Andrea Crawford


On Books: Reading Tamar Adler

It’s one thing for a vegetarian to go off the wagon on occasion. It’s another thing for a vegetarian to suddenly decide to cook a shoulder of beef. On Saturday, I did just that. I walked up to a stand at my farmer’s market that I had never before visited and bought the joint of a cow.

And I was not alone in my unorthodox behavior. Later in the afternoon, when I met members of the Inwood CSA for our first book club gathering, a woman who had not eaten gluten for a long time confessed that days earlier she had been moved to eat a forbidden croissant.

What led us to these transgressions? It was Tamar Adler’s An Everlasting Meal: Cooking with Economy and Grace (Scribner).

Modeled after M.F.K. Fisher’s How to Cook a Wolf (published in 1942, about how to live well on wartime food rations), Adler’s book offers chapters such as “How to Teach an Egg to Fly,” “How to be Tender,” and “How to Drink to Saints.” Like its inspiration, An Everlasting Meal focuses on a subject often forgotten by foodies today, the economy of cooking. She explains why buying a whole chicken at a farmers market—at often three times the price of one in a supermarket—is money worth spending. “Good meat only seems so expensive,” she writes, “because we eat meat like children taking bites out of the middles of sandwiches and throwing the rest away.” In one example, she recommends a recipe that yields four meals of eight servings each from just one leg of lamb.

The book tells what to do the moment you return from the market, or in the case of my book group, from our weekly CSA pick-up with bags full of in-season vegetables that need to be cooked or cleaned or prepped or stored right away.

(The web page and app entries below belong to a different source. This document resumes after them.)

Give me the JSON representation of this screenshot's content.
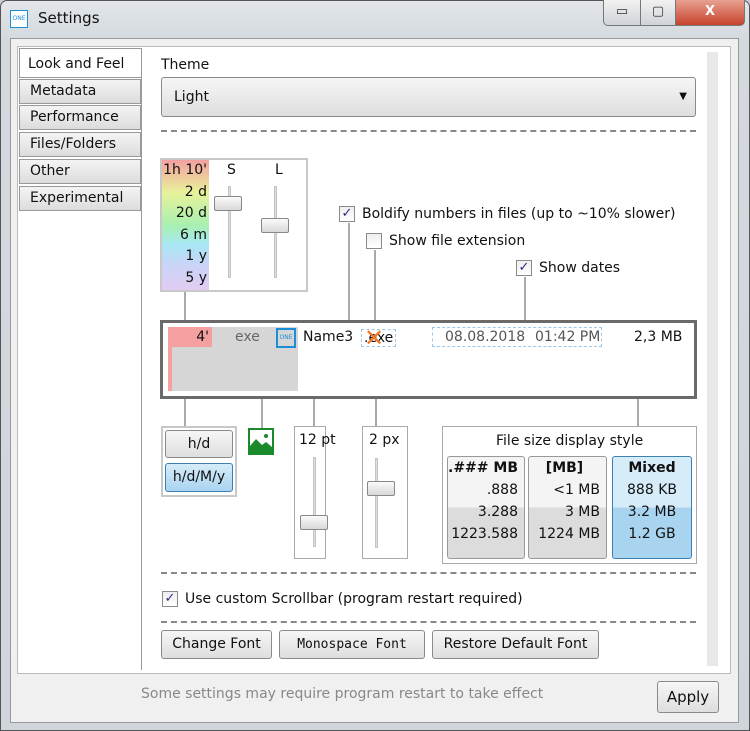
{
  "window": {
    "title": "Settings",
    "app_icon": "ONE",
    "controls": {
      "minimize": "▭",
      "maximize": "▢",
      "close": "X"
    }
  },
  "tabs": [
    {
      "label": "Look and Feel",
      "selected": true
    },
    {
      "label": "Metadata"
    },
    {
      "label": "Performance"
    },
    {
      "label": "Files/Folders"
    },
    {
      "label": "Other"
    },
    {
      "label": "Experimental"
    }
  ],
  "theme": {
    "label": "Theme",
    "value": "Light"
  },
  "age_colors": {
    "labels": [
      "1h 10'",
      "2 d",
      "20 d",
      "6 m",
      "1 y",
      "5 y"
    ],
    "s_label": "S",
    "l_label": "L",
    "s_value": 0.85,
    "l_value": 0.6
  },
  "options": {
    "boldify": {
      "label": "Boldify numbers in files (up to ~10% slower)",
      "checked": true
    },
    "show_extension": {
      "label": "Show file extension",
      "checked": false
    },
    "show_dates": {
      "label": "Show dates",
      "checked": true
    }
  },
  "preview": {
    "age": "4'",
    "ext": "exe",
    "icon": "ONE",
    "name": "Name3",
    "ext_crossed": ".exe",
    "date": "08.08.2018",
    "time": "01:42 PM",
    "size": "2,3 MB"
  },
  "date_format": {
    "options": [
      "h/d",
      "h/d/M/y"
    ],
    "selected": "h/d/M/y"
  },
  "font_size": {
    "value": "12 pt",
    "level": 0.25
  },
  "padding": {
    "value": "2 px",
    "level": 0.7
  },
  "file_size_style": {
    "title": "File size display style",
    "options": [
      {
        "header": ".### MB",
        "rows": [
          ".888",
          "3.288",
          "1223.588"
        ]
      },
      {
        "header": "[MB]",
        "rows": [
          "<1 MB",
          "3 MB",
          "1224 MB"
        ]
      },
      {
        "header": "Mixed",
        "rows": [
          "888 KB",
          "3.2 MB",
          "1.2 GB"
        ],
        "selected": true
      }
    ]
  },
  "custom_scrollbar": {
    "label": "Use custom Scrollbar (program restart required)",
    "checked": true
  },
  "font_buttons": {
    "change": "Change Font",
    "mono": "Monospace Font",
    "restore": "Restore Default Font"
  },
  "footer": {
    "note": "Some settings may require program restart to take effect",
    "apply": "Apply"
  },
  "colors": {
    "accent": "#bfe0f5",
    "age_new": "#f4a0a0"
  }
}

Adler also includes practical, sensible advice on how to use stale bread or old green beans or browned leaves of lettuce. She tells how to make a meal when your cupboards are bare, when what you’ve cooked is burned or just plan dull, when you’ve left a fish to linger too long (her recipe calls for “fish, strong-flavored by design or by miscalculation”), or when you’ve become embittered about cooking. In this latter case, the best solution may be to read Hemingway.

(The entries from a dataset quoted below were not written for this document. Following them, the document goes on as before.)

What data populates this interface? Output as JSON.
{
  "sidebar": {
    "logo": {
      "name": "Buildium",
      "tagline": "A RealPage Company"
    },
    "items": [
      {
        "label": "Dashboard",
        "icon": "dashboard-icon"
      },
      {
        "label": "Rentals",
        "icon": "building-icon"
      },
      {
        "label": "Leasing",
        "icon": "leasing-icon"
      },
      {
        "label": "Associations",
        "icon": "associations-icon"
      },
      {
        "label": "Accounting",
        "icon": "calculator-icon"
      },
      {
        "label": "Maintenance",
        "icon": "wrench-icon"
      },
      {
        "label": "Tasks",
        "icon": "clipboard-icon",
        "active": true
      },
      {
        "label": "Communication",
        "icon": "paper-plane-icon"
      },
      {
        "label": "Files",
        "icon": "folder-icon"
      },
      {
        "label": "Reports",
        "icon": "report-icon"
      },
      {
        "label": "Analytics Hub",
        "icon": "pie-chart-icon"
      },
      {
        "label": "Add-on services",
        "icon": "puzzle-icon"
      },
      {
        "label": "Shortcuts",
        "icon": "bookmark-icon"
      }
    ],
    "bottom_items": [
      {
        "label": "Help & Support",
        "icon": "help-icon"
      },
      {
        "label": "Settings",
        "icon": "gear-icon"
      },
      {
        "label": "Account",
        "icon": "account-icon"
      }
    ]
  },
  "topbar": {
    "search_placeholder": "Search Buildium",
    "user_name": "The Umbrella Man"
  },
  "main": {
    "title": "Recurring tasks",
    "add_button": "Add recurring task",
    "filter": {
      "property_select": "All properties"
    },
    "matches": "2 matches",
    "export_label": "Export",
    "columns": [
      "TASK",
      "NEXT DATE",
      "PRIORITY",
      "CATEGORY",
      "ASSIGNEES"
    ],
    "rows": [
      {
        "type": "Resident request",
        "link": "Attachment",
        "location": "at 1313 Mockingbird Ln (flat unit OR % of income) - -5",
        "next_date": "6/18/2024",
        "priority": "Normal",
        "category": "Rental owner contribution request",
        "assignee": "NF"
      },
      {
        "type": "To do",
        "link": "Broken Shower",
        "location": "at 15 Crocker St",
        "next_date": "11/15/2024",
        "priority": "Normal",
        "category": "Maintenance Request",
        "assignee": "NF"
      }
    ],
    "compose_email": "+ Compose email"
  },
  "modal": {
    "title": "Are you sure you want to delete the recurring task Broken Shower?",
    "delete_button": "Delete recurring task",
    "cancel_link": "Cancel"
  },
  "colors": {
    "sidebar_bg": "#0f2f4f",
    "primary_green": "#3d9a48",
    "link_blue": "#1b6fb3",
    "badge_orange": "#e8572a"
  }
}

And in this way, the book’s most lasting charms emerge. Adler describes the meditative pleasures of shelling peas, the power of a bitter bite to cure a broken heart, how boiled potatoes need parsley because that way you “will feel more present when you eat them.” She even challenges the French philosopher Diderot, refuting his argument that an egg could topple all the world’s theologies: “A gently but sincerely cooked egg tells us all we need to know about divinity,” Adler writes. “It hinges not on the question of how the egg began, but how the egg will end. A good egg, cooked deliberately, gives us a glimpse of the greater forces at play.”

She suggests cornichons for when you—or your food—need cheering up, extrapolates from travels to Laos, Africa, and Italy, recommends reading Pablo Neruda on artichokes, and compares flavor to lasting love: “When you know the taste of a fresh bean, you taste in dried ones the invisible mark all true loves bear: a memory of what it was we first fell in love with.”

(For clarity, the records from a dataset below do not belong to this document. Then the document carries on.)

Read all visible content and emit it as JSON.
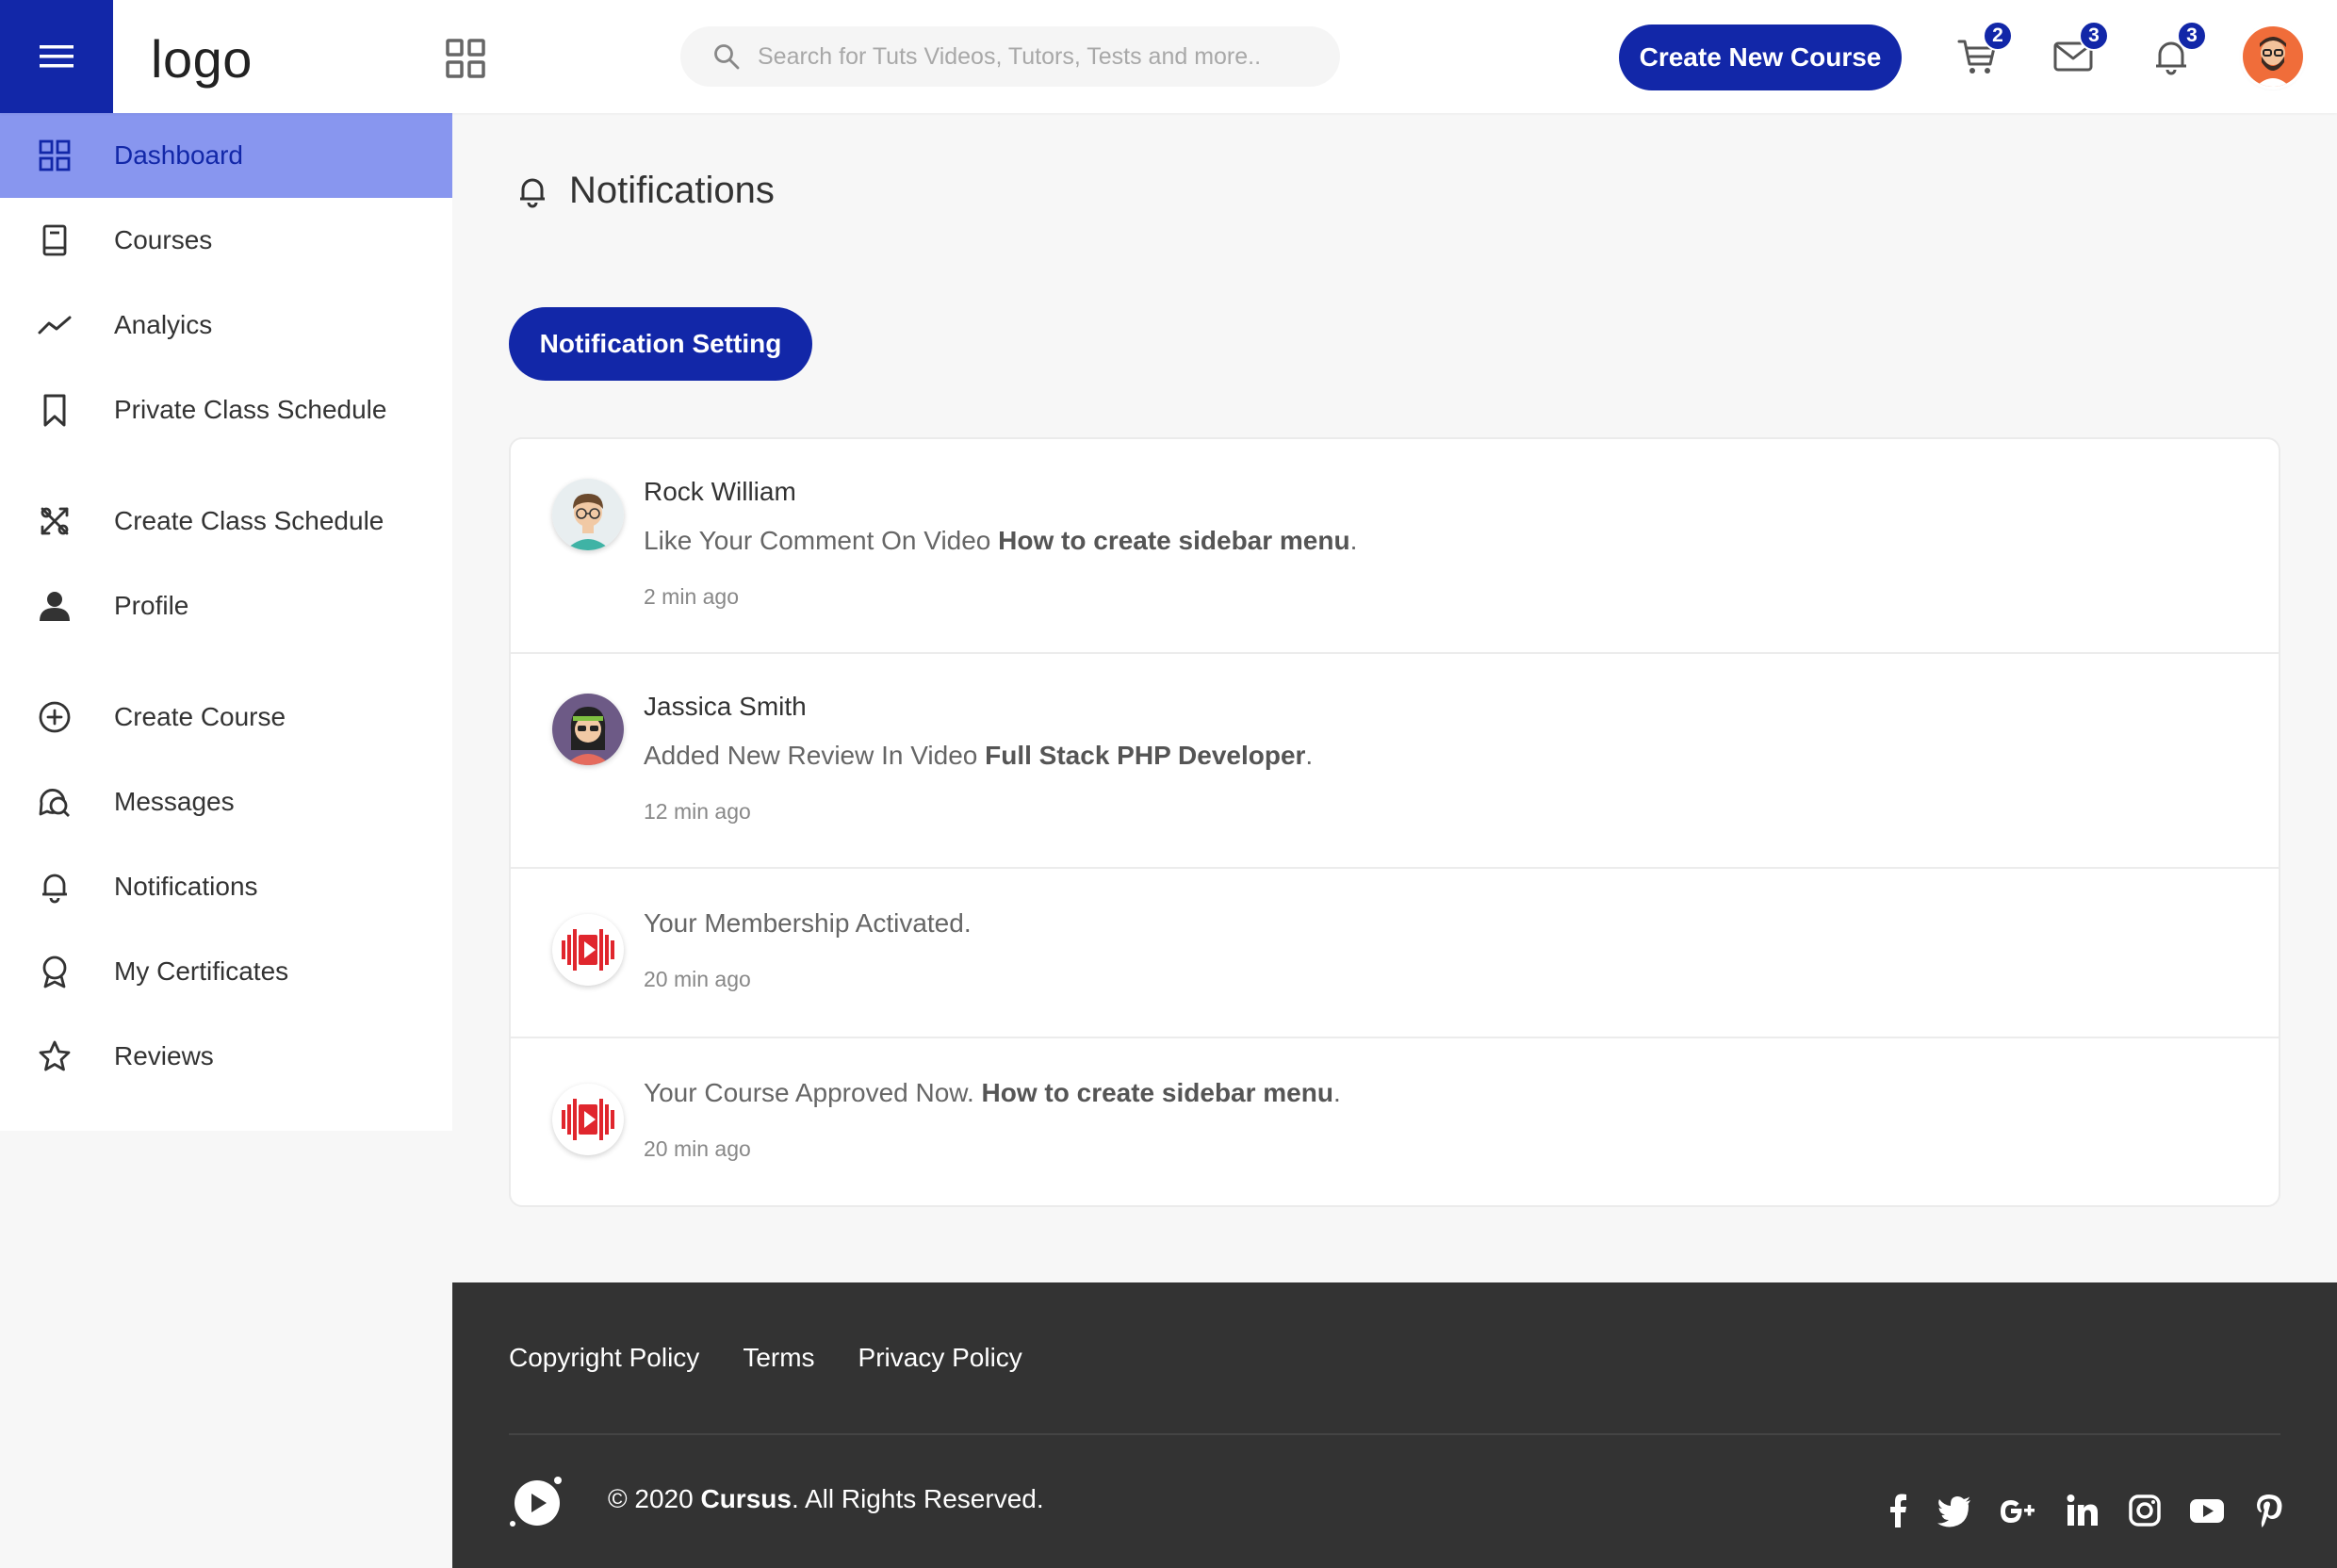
{
  "header": {
    "logo": "logo",
    "search_placeholder": "Search for Tuts Videos, Tutors, Tests and more..",
    "create_button": "Create New Course",
    "cart_count": "2",
    "messages_count": "3",
    "notifications_count": "3"
  },
  "sidebar": {
    "items": [
      {
        "label": "Dashboard",
        "icon": "grid-icon"
      },
      {
        "label": "Courses",
        "icon": "book-icon"
      },
      {
        "label": "Analyics",
        "icon": "trend-icon"
      },
      {
        "label": "Private Class Schedule",
        "icon": "bookmark-icon"
      },
      {
        "label": "Create Class Schedule",
        "icon": "tools-icon"
      },
      {
        "label": "Profile",
        "icon": "user-icon"
      },
      {
        "label": "Create Course",
        "icon": "plus-circle-icon"
      },
      {
        "label": "Messages",
        "icon": "chat-icon"
      },
      {
        "label": "Notifications",
        "icon": "bell-icon"
      },
      {
        "label": "My Certificates",
        "icon": "award-icon"
      },
      {
        "label": "Reviews",
        "icon": "star-icon"
      }
    ]
  },
  "main": {
    "title": "Notifications",
    "setting_button": "Notification Setting",
    "notifications": [
      {
        "name": "Rock William",
        "text": "Like Your Comment On Video ",
        "bold": "How to create sidebar menu",
        "tail": ".",
        "time": "2 min ago"
      },
      {
        "name": "Jassica Smith",
        "text": "Added New Review In Video ",
        "bold": "Full Stack PHP Developer",
        "tail": ".",
        "time": "12 min ago"
      },
      {
        "name": "",
        "text": "Your Membership Activated.",
        "bold": "",
        "tail": "",
        "time": "20 min ago"
      },
      {
        "name": "",
        "text": "Your Course Approved Now. ",
        "bold": "How to create sidebar menu",
        "tail": ".",
        "time": "20 min ago"
      }
    ]
  },
  "footer": {
    "links": [
      "Copyright Policy",
      "Terms",
      "Privacy Policy"
    ],
    "copy_prefix": "© 2020 ",
    "copy_brand": "Cursus",
    "copy_suffix": ". All Rights Reserved."
  },
  "colors": {
    "primary": "#1227a8",
    "active_bg": "#8896ef",
    "footer_bg": "#333333"
  }
}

It may have been her pragmatic argument for making a good piece of meat stretch far that inspired me to buy a shoulder joint for the first time, or it may have been my desire to meet the challenge of slow-cooking a maligned cut into something tender and tasty and splendid. But it was probably her moral questioning about the consumption of animals that actually challenged me, as she confronted straight away in the opening of her chapter “How to be Tender,” the question of “whether eating meat is an evolutionary inevitability or an ontological crime.” Isn’t that the question I’ve been grappling with since childhood, when the baby cow that came running to me each morning to be bottle-fed ended up on my plate?